▶ _What you need to do_
A faithful copy of each entry below is expected, with the images removed.

▶ _Record excerpts_
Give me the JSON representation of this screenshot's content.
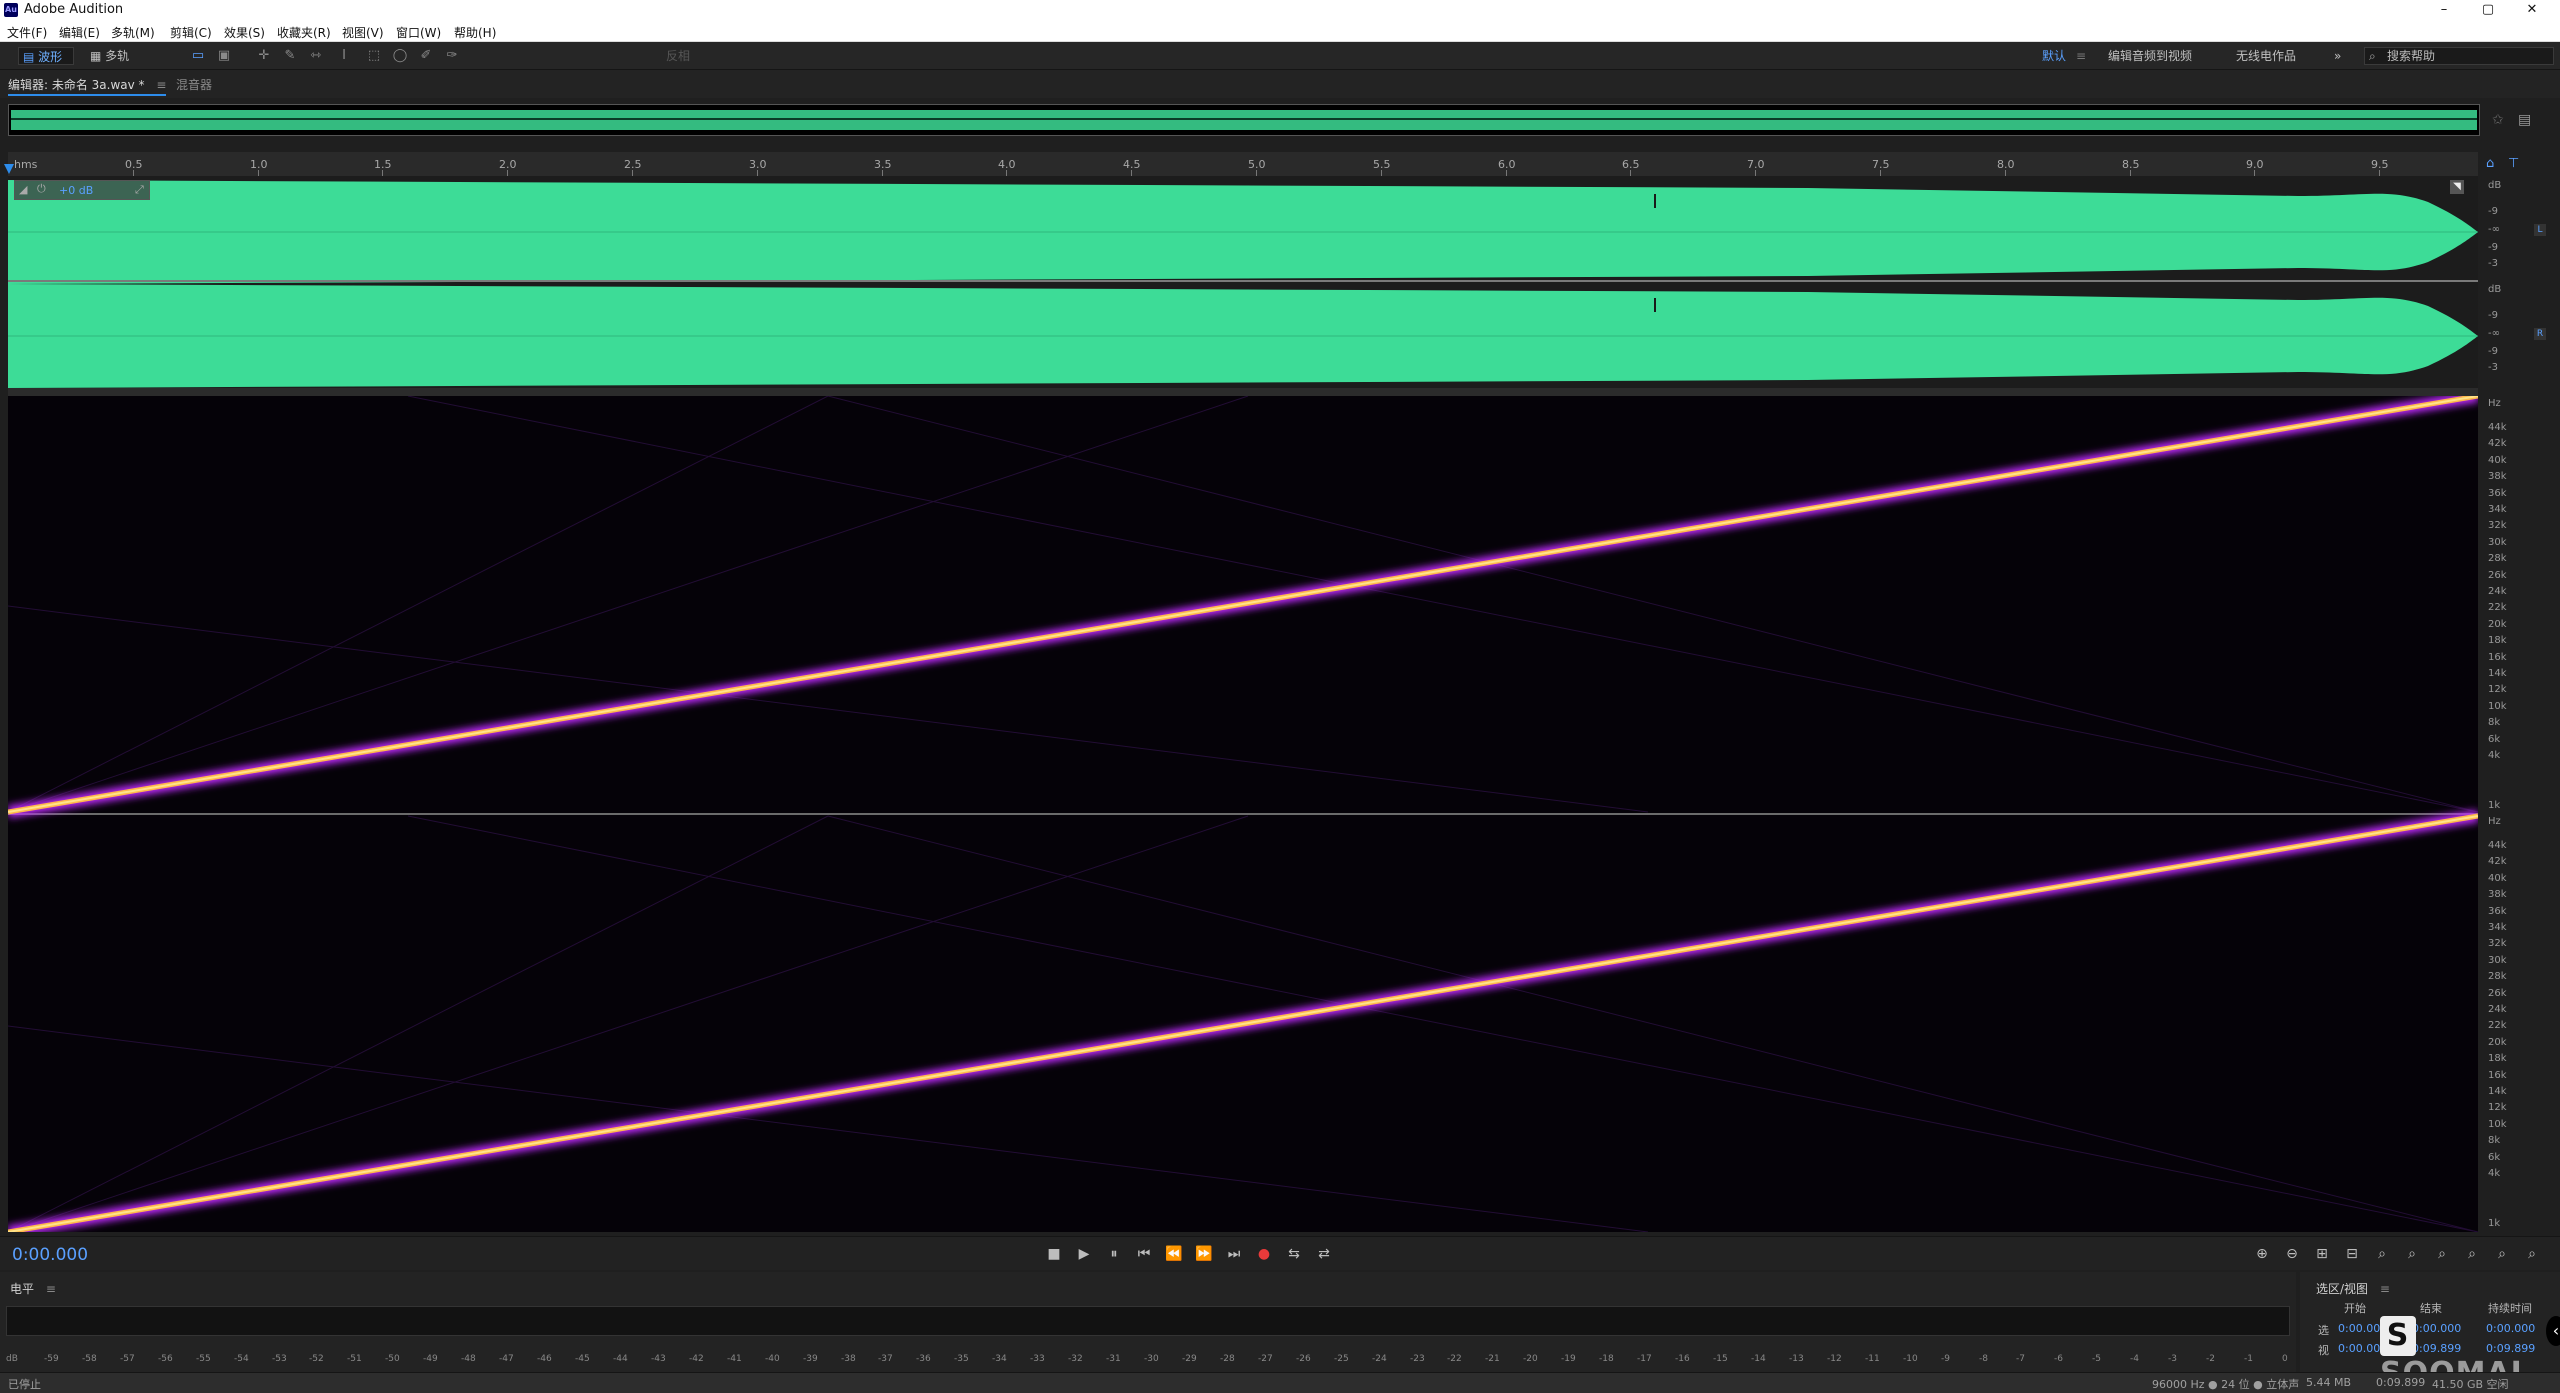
{
  "window": {
    "app_title": "Adobe Audition",
    "logo_text": "Au",
    "minimize": "–",
    "maximize": "▢",
    "close": "✕"
  },
  "menu": [
    "文件(F)",
    "编辑(E)",
    "多轨(M)",
    "剪辑(C)",
    "效果(S)",
    "收藏夹(R)",
    "视图(V)",
    "窗口(W)",
    "帮助(H)"
  ],
  "toolbar": {
    "waveform_label": "波形",
    "multitrack_label": "多轨",
    "mode_label": "反相",
    "workspaces": [
      "默认",
      "编辑音频到视频",
      "无线电作品"
    ],
    "more": "»",
    "search_placeholder": "搜索帮助"
  },
  "editor": {
    "tab_label": "编辑器: 未命名 3a.wav *",
    "tab_mixer": "混音器",
    "gain_label": "+0 dB",
    "time_unit": "hms"
  },
  "ruler": {
    "labels": [
      "0.5",
      "1.0",
      "1.5",
      "2.0",
      "2.5",
      "3.0",
      "3.5",
      "4.0",
      "4.5",
      "5.0",
      "5.5",
      "6.0",
      "6.5",
      "7.0",
      "7.5",
      "8.0",
      "8.5",
      "9.0",
      "9.5"
    ]
  },
  "amp_scale": {
    "unit": "dB",
    "ticks": [
      "-9",
      "-∞",
      "-9",
      "-3"
    ]
  },
  "freq_scale": {
    "unit": "Hz",
    "ticks": [
      "44k",
      "42k",
      "40k",
      "38k",
      "36k",
      "34k",
      "32k",
      "30k",
      "28k",
      "26k",
      "24k",
      "22k",
      "20k",
      "18k",
      "16k",
      "14k",
      "12k",
      "10k",
      "8k",
      "6k",
      "4k",
      "1k"
    ]
  },
  "channels": {
    "left": "L",
    "right": "R"
  },
  "transport": {
    "timecode": "0:00.000",
    "buttons": [
      "■",
      "▶",
      "⏸",
      "⏮",
      "⏪",
      "⏩",
      "⏭",
      "●",
      "⇆",
      "⇄"
    ]
  },
  "levels": {
    "title": "电平",
    "ticks": [
      "dB",
      "-59",
      "-58",
      "-57",
      "-56",
      "-55",
      "-54",
      "-53",
      "-52",
      "-51",
      "-50",
      "-49",
      "-48",
      "-47",
      "-46",
      "-45",
      "-44",
      "-43",
      "-42",
      "-41",
      "-40",
      "-39",
      "-38",
      "-37",
      "-36",
      "-35",
      "-34",
      "-33",
      "-32",
      "-31",
      "-30",
      "-29",
      "-28",
      "-27",
      "-26",
      "-25",
      "-24",
      "-23",
      "-22",
      "-21",
      "-20",
      "-19",
      "-18",
      "-17",
      "-16",
      "-15",
      "-14",
      "-13",
      "-12",
      "-11",
      "-10",
      "-9",
      "-8",
      "-7",
      "-6",
      "-5",
      "-4",
      "-3",
      "-2",
      "-1",
      "0"
    ]
  },
  "selection_view": {
    "title": "选区/视图",
    "col_start": "开始",
    "col_end": "结束",
    "col_duration": "持续时间",
    "row_selection": "选",
    "row_view": "视",
    "sel_start": "0:00.000",
    "sel_end": "0:00.000",
    "sel_duration": "0:00.000",
    "view_start": "0:00.000",
    "view_end": "0:09.899",
    "view_duration": "0:09.899"
  },
  "status": {
    "left": "已停止",
    "sample_info": "96000 Hz ● 24 位 ● 立体声",
    "size": "5.44 MB",
    "duration": "0:09.899",
    "free": "41.50 GB 空闲"
  },
  "watermark": "SOOMAL",
  "colors": {
    "waveform": "#3ddc97",
    "spectral_line": "#ffe38a",
    "spectral_glow": "#c02cff",
    "accent": "#2d8ceb"
  }
}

▶ _Reply to the exercise_
Give me the JSON representation of this screenshot's content.
{
  "window": {
    "app_title": "Adobe Audition",
    "logo_text": "Au",
    "minimize": "–",
    "maximize": "▢",
    "close": "✕"
  },
  "menu": [
    "文件(F)",
    "编辑(E)",
    "多轨(M)",
    "剪辑(C)",
    "效果(S)",
    "收藏夹(R)",
    "视图(V)",
    "窗口(W)",
    "帮助(H)"
  ],
  "toolbar": {
    "waveform_label": "波形",
    "multitrack_label": "多轨",
    "mode_label": "反相",
    "workspaces": [
      "默认",
      "编辑音频到视频",
      "无线电作品"
    ],
    "more": "»",
    "search_placeholder": "搜索帮助"
  },
  "editor": {
    "tab_label": "编辑器: 未命名 3a.wav *",
    "tab_mixer": "混音器",
    "gain_label": "+0 dB",
    "time_unit": "hms"
  },
  "ruler": {
    "labels": [
      "0.5",
      "1.0",
      "1.5",
      "2.0",
      "2.5",
      "3.0",
      "3.5",
      "4.0",
      "4.5",
      "5.0",
      "5.5",
      "6.0",
      "6.5",
      "7.0",
      "7.5",
      "8.0",
      "8.5",
      "9.0",
      "9.5"
    ]
  },
  "amp_scale": {
    "unit": "dB",
    "ticks": [
      "-9",
      "-∞",
      "-9",
      "-3"
    ]
  },
  "freq_scale": {
    "unit": "Hz",
    "ticks": [
      "44k",
      "42k",
      "40k",
      "38k",
      "36k",
      "34k",
      "32k",
      "30k",
      "28k",
      "26k",
      "24k",
      "22k",
      "20k",
      "18k",
      "16k",
      "14k",
      "12k",
      "10k",
      "8k",
      "6k",
      "4k",
      "1k"
    ]
  },
  "channels": {
    "left": "L",
    "right": "R"
  },
  "transport": {
    "timecode": "0:00.000",
    "buttons": [
      "■",
      "▶",
      "⏸",
      "⏮",
      "⏪",
      "⏩",
      "⏭",
      "●",
      "⇆",
      "⇄"
    ]
  },
  "levels": {
    "title": "电平",
    "ticks": [
      "dB",
      "-59",
      "-58",
      "-57",
      "-56",
      "-55",
      "-54",
      "-53",
      "-52",
      "-51",
      "-50",
      "-49",
      "-48",
      "-47",
      "-46",
      "-45",
      "-44",
      "-43",
      "-42",
      "-41",
      "-40",
      "-39",
      "-38",
      "-37",
      "-36",
      "-35",
      "-34",
      "-33",
      "-32",
      "-31",
      "-30",
      "-29",
      "-28",
      "-27",
      "-26",
      "-25",
      "-24",
      "-23",
      "-22",
      "-21",
      "-20",
      "-19",
      "-18",
      "-17",
      "-16",
      "-15",
      "-14",
      "-13",
      "-12",
      "-11",
      "-10",
      "-9",
      "-8",
      "-7",
      "-6",
      "-5",
      "-4",
      "-3",
      "-2",
      "-1",
      "0"
    ]
  },
  "selection_view": {
    "title": "选区/视图",
    "col_start": "开始",
    "col_end": "结束",
    "col_duration": "持续时间",
    "row_selection": "选",
    "row_view": "视",
    "sel_start": "0:00.000",
    "sel_end": "0:00.000",
    "sel_duration": "0:00.000",
    "view_start": "0:00.000",
    "view_end": "0:09.899",
    "view_duration": "0:09.899"
  },
  "status": {
    "left": "已停止",
    "sample_info": "96000 Hz ● 24 位 ● 立体声",
    "size": "5.44 MB",
    "duration": "0:09.899",
    "free": "41.50 GB 空闲"
  },
  "watermark": "SOOMAL",
  "colors": {
    "waveform": "#3ddc97",
    "spectral_line": "#ffe38a",
    "spectral_glow": "#c02cff",
    "accent": "#2d8ceb"
  }
}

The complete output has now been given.